In 1965 Morricone joined an improvisational group, Nuova Consonanza, while continuing his prodigious work as a film composer. He worked with such noted directors as Pier Paolo Pasolini, Lina Wertmuller, Bernardo Bertolucci, Roman Polanski, Terrence Malick, Adrian Lyne, Oliver Stone and Pedro Almodovar, all in addition to the directors noted above. His film projects also included Gillo Pontecorvo’s award-winning The Battle of Algiers (1966) and Bugsy (1991, by Barry Levinson).

In 2007 Clint Eastwood presented him with an honorary Oscar; Morricone walked onto the stage to a sustained ovation from the audience. Looking emotional, he spoke in Italian, with Eastwood translating; he thanked the Academy and expressed his deep gratitude to all the directors who had shown faith in him, and without whom he would not be on that stage. He also said his thoughts went out to all the talented artists who had never received the honour.

Morricone wrote numerous classical works, including a cantata he wrote in response to the 9/11 terror attacks.
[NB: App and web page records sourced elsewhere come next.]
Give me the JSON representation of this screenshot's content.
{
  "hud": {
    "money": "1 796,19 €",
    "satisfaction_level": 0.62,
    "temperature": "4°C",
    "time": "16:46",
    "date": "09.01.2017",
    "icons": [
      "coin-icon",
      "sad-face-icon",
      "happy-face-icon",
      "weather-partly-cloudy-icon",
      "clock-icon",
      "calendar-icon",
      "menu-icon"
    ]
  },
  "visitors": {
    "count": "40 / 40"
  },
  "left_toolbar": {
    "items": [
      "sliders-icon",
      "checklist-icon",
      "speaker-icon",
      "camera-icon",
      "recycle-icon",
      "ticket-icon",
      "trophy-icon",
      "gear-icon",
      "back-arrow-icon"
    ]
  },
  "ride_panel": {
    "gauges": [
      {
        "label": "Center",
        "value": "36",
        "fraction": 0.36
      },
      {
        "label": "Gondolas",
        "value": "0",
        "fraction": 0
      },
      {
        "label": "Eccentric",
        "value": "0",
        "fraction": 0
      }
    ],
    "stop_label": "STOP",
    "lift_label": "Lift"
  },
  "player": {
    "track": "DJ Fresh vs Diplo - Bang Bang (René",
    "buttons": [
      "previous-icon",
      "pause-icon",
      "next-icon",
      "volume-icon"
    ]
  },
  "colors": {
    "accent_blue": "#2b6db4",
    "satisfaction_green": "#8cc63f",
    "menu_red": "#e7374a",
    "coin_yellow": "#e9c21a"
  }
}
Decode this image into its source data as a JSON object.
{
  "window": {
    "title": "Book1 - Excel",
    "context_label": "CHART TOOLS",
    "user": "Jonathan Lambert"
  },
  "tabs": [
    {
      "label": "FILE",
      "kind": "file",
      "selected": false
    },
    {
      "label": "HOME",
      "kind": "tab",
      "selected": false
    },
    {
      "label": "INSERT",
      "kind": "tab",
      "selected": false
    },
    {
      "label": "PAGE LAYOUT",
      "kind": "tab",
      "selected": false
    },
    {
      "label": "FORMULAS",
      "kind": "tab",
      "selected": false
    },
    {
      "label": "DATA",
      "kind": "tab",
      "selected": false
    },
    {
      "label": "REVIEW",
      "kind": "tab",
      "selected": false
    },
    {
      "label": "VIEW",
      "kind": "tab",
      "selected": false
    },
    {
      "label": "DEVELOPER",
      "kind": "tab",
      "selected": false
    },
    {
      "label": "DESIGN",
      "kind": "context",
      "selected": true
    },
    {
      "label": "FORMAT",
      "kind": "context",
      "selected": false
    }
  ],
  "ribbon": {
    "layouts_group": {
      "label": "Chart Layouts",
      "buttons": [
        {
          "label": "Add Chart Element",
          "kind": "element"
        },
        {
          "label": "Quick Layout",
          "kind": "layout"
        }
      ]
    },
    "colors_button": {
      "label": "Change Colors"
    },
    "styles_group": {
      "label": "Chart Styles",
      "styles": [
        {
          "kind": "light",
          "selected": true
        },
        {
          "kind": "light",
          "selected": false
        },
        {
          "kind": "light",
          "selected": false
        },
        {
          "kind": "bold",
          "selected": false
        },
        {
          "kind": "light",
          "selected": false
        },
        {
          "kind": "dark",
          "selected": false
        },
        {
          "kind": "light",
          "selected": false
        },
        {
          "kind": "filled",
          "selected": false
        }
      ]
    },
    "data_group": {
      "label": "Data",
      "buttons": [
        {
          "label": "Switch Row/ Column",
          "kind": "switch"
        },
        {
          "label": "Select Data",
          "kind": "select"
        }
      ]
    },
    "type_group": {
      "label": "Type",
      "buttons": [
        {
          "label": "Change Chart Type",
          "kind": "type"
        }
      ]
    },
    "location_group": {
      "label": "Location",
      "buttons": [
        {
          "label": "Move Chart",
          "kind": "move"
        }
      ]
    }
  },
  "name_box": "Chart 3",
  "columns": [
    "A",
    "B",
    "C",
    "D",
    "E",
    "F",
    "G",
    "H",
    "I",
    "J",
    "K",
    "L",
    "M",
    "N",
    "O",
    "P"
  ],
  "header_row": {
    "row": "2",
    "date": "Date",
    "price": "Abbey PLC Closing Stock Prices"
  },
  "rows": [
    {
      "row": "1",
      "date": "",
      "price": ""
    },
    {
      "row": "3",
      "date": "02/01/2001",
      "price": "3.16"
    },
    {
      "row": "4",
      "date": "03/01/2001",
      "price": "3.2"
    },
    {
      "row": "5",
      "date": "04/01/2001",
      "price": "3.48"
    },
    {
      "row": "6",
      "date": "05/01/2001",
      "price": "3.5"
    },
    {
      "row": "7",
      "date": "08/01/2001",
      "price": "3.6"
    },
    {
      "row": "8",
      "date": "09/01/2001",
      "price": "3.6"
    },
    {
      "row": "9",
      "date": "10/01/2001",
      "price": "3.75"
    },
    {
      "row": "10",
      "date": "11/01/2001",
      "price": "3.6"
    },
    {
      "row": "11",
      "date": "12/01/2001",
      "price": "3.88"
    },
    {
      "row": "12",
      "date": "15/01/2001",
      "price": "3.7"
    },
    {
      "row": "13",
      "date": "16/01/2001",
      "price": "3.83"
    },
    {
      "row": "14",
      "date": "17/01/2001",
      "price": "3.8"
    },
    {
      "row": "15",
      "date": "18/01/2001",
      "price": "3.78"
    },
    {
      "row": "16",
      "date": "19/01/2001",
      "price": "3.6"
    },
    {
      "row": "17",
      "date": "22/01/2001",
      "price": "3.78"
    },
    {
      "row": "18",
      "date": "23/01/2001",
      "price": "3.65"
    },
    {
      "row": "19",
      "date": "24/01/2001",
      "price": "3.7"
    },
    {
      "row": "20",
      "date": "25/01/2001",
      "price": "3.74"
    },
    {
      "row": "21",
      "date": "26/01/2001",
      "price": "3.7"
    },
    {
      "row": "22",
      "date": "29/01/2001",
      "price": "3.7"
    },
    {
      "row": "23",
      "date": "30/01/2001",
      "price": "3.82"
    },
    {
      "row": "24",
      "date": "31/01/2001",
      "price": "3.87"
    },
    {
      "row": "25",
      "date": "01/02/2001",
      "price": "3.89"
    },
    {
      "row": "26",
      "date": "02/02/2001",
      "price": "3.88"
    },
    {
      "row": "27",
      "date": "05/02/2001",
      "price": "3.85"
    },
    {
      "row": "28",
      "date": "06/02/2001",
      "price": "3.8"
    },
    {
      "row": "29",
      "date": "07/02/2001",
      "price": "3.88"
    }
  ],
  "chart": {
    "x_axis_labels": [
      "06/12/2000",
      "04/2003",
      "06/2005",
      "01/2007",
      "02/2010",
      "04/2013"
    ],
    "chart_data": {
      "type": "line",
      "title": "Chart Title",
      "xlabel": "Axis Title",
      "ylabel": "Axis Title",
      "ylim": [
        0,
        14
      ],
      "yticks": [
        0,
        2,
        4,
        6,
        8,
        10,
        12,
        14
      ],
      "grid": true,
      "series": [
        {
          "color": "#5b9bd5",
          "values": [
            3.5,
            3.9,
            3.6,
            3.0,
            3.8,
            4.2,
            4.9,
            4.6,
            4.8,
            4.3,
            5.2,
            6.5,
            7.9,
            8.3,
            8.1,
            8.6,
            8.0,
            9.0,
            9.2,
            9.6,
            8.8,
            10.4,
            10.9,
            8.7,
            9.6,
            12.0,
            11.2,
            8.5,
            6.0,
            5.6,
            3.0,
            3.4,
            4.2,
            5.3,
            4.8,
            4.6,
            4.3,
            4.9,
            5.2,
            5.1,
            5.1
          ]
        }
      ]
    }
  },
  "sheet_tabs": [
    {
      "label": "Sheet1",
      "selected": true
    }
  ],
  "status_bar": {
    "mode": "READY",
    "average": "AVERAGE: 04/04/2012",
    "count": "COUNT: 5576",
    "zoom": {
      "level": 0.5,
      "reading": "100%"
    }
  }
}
Starting in 2001 he conducted his film and orchestral pieces in more than 100 concerts across Europe, Asia, the US, and Central and South America. He embarked on another lengthy concert tour a few years ago. His many awards included five BAFTAs, six Oscar nominations (he won for the last of these, for The Hateful Eight), a Grammy, three Golden Globes; in 2009 the French President, Nicolas Sarkozy, appointed him to the rank of Knight in the Order of the Legion of Honour.
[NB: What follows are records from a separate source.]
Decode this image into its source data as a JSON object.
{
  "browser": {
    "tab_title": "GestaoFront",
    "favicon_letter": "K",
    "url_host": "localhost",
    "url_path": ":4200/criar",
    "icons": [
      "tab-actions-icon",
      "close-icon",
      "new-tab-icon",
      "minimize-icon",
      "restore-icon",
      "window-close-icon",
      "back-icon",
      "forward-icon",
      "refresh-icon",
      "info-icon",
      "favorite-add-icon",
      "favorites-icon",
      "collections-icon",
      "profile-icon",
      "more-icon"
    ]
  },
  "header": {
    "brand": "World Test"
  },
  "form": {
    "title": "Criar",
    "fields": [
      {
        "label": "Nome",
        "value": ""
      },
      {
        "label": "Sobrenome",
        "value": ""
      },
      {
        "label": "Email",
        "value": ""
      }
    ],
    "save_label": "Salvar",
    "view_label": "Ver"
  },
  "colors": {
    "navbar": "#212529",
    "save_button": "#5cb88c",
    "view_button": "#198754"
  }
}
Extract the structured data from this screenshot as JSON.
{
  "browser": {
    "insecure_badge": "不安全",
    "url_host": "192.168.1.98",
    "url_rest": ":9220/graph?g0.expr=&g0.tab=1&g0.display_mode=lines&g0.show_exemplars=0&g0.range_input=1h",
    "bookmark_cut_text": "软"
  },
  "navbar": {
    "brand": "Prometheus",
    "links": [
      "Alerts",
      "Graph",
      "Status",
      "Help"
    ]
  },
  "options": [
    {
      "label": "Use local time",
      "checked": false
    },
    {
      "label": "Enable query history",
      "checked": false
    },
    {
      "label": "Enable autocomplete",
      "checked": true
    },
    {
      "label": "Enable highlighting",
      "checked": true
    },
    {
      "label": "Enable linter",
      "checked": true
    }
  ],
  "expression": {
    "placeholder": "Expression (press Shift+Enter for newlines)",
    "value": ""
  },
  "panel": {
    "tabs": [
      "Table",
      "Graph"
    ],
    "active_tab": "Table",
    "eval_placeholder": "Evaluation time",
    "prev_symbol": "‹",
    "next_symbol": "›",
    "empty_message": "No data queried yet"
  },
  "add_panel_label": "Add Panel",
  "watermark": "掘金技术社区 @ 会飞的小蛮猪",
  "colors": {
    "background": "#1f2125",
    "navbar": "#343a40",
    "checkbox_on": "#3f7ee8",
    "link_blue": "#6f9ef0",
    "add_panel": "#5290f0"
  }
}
Morricone, who is survived by his wife, Maria Travia, and their four children, died in a Rome clinic, where he had been taken after fracturing his hip in a fall. Italy’s Prime Minister, Giuseppe Conte, tweeted a tribute to Morricone’s “artistic genius” which, he said, “made us dream, feel excited, reflect, writing memorable notes that will remain indelible in the history of music and cinema”.